advancing open video

Video is a big part of the modern internet, whether it’s used to communicate, educate, or entertain my daughter. We’re building robust support for video (and audio) into Firefox 3.1, making it straightforward for authors to incorporate audio and video media into their pages and applications. We believe that it’s vital to the health of the web for people to approach video on the web the same way they do images: without needing proprietary plugins or paying license fees for restricted codecs, and with the ability to fully integrate into the rest of the page.

Our commitment to the success of open video on the web requires that we select codecs for Firefox that are usable by everyone, without restriction or licensing fee. To that end, we’ve chosen Theora as the format for Firefox 3.1.

We believe that Theora is the best path available today for truly open, truly free video on the internet. We also believe that it can be improved in video quality, in performance, and in quality of implementation, and Mozilla is proud to be supporting the development of Theora software with a $100,000 (USD) grant. Administered by the Wikimedia Foundation, this grant will be used to support development of improved Theora encoders and more powerful playback libraries. These improvements will benefit future versions of Firefox, and anyone else who supports open video on the web.

[Update: Chris Blizzard, being the awesome evangelist I always hoped I'd be, has a great post with a much deeper discussion of why this all matters.]


OK, Deb, you win. I should be doing something else, but until the Dayquil kicks in I’m not likely to be able to do so.

The Rules

  • Link to your original tagger(s) and list these rules in your post. (see above)
  • Share seven facts about yourself in the post. (see below)
  • Tag seven people at the end of your post by leaving their names and the links to their blogs. (see below)
  • Let them know they’ve been tagged. (you’ll just have to trust me)

The Seven Things

  1. I, too, figure skated when I was younger, to mild success. I don’t believe there are pictures of it on the web, which is OK.
  2. I once wrote a multi-user email system on top of DOS batch files, without the use of a text editor (copy con: represent).
  3. In high school, I was an avid member of the school’s technical theatre (and assembly, and school dance, and gaffer-ball varsity) club — avid to the point that I only narrowly managed to actually graduate from high school.
  4. I married my high-school sweetheart.
  5. I do not like to eat coconut- or banana-flavoured things, with a few exceptions like coconut milk in curries because what sort of animal do you think I am anyway? For the past 18 months or so, though, I have been trying to train myself to tolerate, if not enjoy, suchly-flavoured things so that I don’t unwittingly pass my aversion on to Claire. (See also: snakes, though not in a culinary sense.)
  6. I didn’t get my driver’s license until I was 29.
  7. I have lived at 21 addresses in 10 cities.

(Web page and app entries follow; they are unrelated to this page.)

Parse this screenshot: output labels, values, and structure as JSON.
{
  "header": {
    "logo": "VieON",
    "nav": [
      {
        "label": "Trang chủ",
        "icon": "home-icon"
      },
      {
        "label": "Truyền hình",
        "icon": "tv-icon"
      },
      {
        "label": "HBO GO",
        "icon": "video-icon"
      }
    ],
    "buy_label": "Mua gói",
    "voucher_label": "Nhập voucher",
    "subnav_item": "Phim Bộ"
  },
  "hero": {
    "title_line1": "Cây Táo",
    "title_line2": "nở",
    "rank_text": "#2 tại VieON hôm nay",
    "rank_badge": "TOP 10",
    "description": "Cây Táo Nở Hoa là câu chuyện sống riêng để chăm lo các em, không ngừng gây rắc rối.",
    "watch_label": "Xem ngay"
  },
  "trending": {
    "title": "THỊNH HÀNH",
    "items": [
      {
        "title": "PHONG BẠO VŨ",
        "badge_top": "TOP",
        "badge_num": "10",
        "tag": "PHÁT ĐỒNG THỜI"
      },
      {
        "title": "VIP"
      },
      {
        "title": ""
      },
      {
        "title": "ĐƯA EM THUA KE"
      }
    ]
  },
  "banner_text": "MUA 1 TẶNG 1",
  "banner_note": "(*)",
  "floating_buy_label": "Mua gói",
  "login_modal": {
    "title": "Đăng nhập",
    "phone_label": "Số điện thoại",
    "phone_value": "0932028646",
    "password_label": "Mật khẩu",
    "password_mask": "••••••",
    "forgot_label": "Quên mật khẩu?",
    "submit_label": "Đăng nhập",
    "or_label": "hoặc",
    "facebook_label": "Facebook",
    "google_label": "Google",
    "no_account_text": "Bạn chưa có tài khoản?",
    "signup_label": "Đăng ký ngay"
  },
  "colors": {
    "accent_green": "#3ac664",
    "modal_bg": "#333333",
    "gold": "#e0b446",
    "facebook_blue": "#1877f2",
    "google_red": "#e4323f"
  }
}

7 people, all of whom I believe share my disdain for such things to some degree

  • Vlad, for taking care of me in Serbia.
  • Mom, for taking care of me.
  • Phil, for never disguising his contempt for the stupid.
  • Hoye, ibid.
  • Dave, for teaching me to teach.
  • Kev, for being the photographer, bbqer and responsible adult I’d like to be some day.
  • George, for being George.